Next, the Court concludes that there are no effective alternative sanctions other than dismissal. For instance, it is highly unlikely that monetary sanctions such as fines, costs, or payments of attorneys' fees would be effective sanctions in this case. Plaintiff is proceeding pro se and in forma pauperis and could not afford to pay such sanctions. See Briscoe v. Klaus, 538 F.3d 252, 262-63 (3d Cir. 2008). As such, there are no alternative sanctions to dismissal available to the Court.

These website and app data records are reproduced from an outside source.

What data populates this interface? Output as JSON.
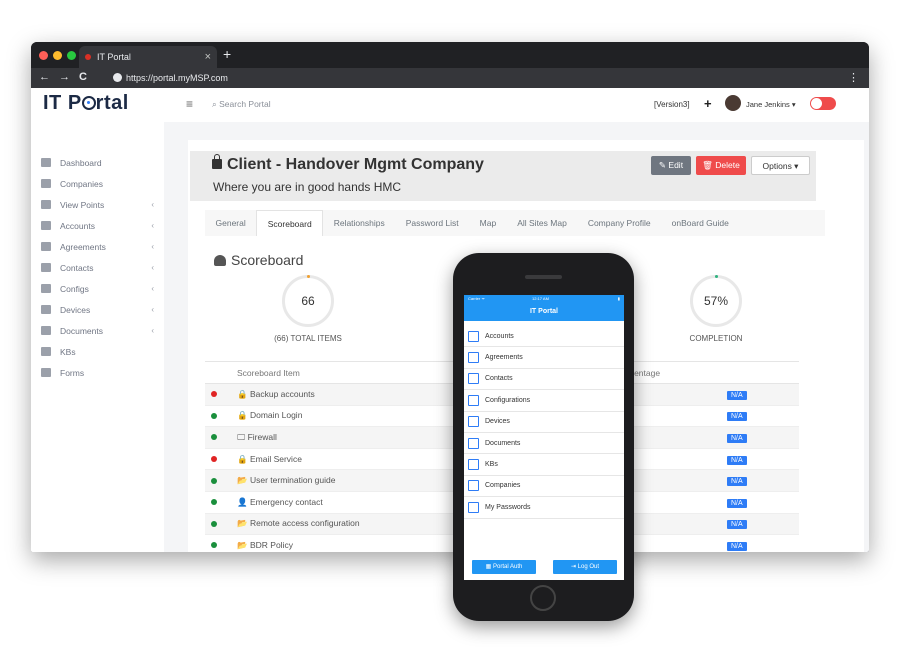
{
  "browser": {
    "tab_title": "IT Portal",
    "tab_close": "×",
    "new_tab": "+",
    "url": "https://portal.myMSP.com",
    "back": "←",
    "forward": "→",
    "reload": "C",
    "menu": "⋮",
    "traffic_colors": [
      "#ff5f57",
      "#febc2e",
      "#28c840"
    ]
  },
  "sidebar": {
    "logo": {
      "first": "IT P",
      "rest": "rtal"
    },
    "items": [
      {
        "label": "Dashboard",
        "chevron": ""
      },
      {
        "label": "Companies",
        "chevron": ""
      },
      {
        "label": "View Points",
        "chevron": "‹"
      },
      {
        "label": "Accounts",
        "chevron": "‹"
      },
      {
        "label": "Agreements",
        "chevron": "‹"
      },
      {
        "label": "Contacts",
        "chevron": "‹"
      },
      {
        "label": "Configs",
        "chevron": "‹"
      },
      {
        "label": "Devices",
        "chevron": "‹"
      },
      {
        "label": "Documents",
        "chevron": "‹"
      },
      {
        "label": "KBs",
        "chevron": ""
      },
      {
        "label": "Forms",
        "chevron": ""
      }
    ]
  },
  "topbar": {
    "menu": "≡",
    "search_placeholder": "⌕  Search Portal",
    "version": "[Version3]",
    "plus": "+",
    "user": "Jane Jenkins ▾"
  },
  "client": {
    "title": "Client - Handover Mgmt Company",
    "subtitle": "Where you are in good hands HMC",
    "edit": "✎ Edit",
    "delete": "🗑 Delete",
    "options": "Options ▾"
  },
  "tabs": [
    "General",
    "Scoreboard",
    "Relationships",
    "Password List",
    "Map",
    "All Sites Map",
    "Company Profile",
    "onBoard Guide"
  ],
  "scoreboard": {
    "title": "Scoreboard",
    "total_value": "66",
    "total_label": "(66) TOTAL ITEMS",
    "completion_value": "57%",
    "completion_label": "COMPLETION",
    "col_item": "Scoreboard Item",
    "col_percentage": "rcentage",
    "rows": [
      {
        "status": "#e02424",
        "icon": "🔒",
        "name": "Backup accounts",
        "badge": "N/A"
      },
      {
        "status": "#1a8f3c",
        "icon": "🔒",
        "name": "Domain Login",
        "badge": "N/A"
      },
      {
        "status": "#1a8f3c",
        "icon": "🖵",
        "name": "Firewall",
        "badge": "N/A"
      },
      {
        "status": "#e02424",
        "icon": "🔒",
        "name": "Email Service",
        "badge": "N/A"
      },
      {
        "status": "#1a8f3c",
        "icon": "📂",
        "name": "User termination guide",
        "badge": "N/A"
      },
      {
        "status": "#1a8f3c",
        "icon": "👤",
        "name": "Emergency contact",
        "badge": "N/A"
      },
      {
        "status": "#1a8f3c",
        "icon": "📂",
        "name": "Remote access configuration",
        "badge": "N/A"
      },
      {
        "status": "#1a8f3c",
        "icon": "📂",
        "name": "BDR Policy",
        "badge": "N/A"
      }
    ]
  },
  "phone": {
    "carrier": "Carrier ᯤ",
    "time": "12:17 AM",
    "battery": "▮",
    "title": "IT Portal",
    "items": [
      "Accounts",
      "Agreements",
      "Contacts",
      "Configurations",
      "Devices",
      "Documents",
      "KBs",
      "Companies",
      "My Passwords"
    ],
    "portal_auth": "▦ Portal Auth",
    "log_out": "⇥ Log Out"
  },
  "colors": {
    "accent": "#2196f3",
    "danger": "#ef4b4b"
  }
}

Finally, the sixth Poulis factor, the meritoriousness of the claim or defense, is the only factor that is somewhat neutral in the Court's analysis. However, the failure of Plaintiff to respond to the Medical Defendants' Motion to Dismiss, as well as the lack of any discovery or further communication from Plaintiff, renders it difficult to make a determination as to the merits of his claim.
In balancing the Poulis factors, the Court again recognizes that no single factor is dispositive, and that not all factors must be satisfied in order to properly dismiss a complaint. Briscoe, 538 F.3d at 263. After a thorough review of the record in this case, it is clear that the first five Poulis factors favor dismissal of this action.
For the foregoing reasons, Defendants' Joint Motion for Involuntary Dismissal will be granted. (Doc. No. 44.) The instant action will be dismissed with prejudice and the case will be closed.
An appropriate Order follows.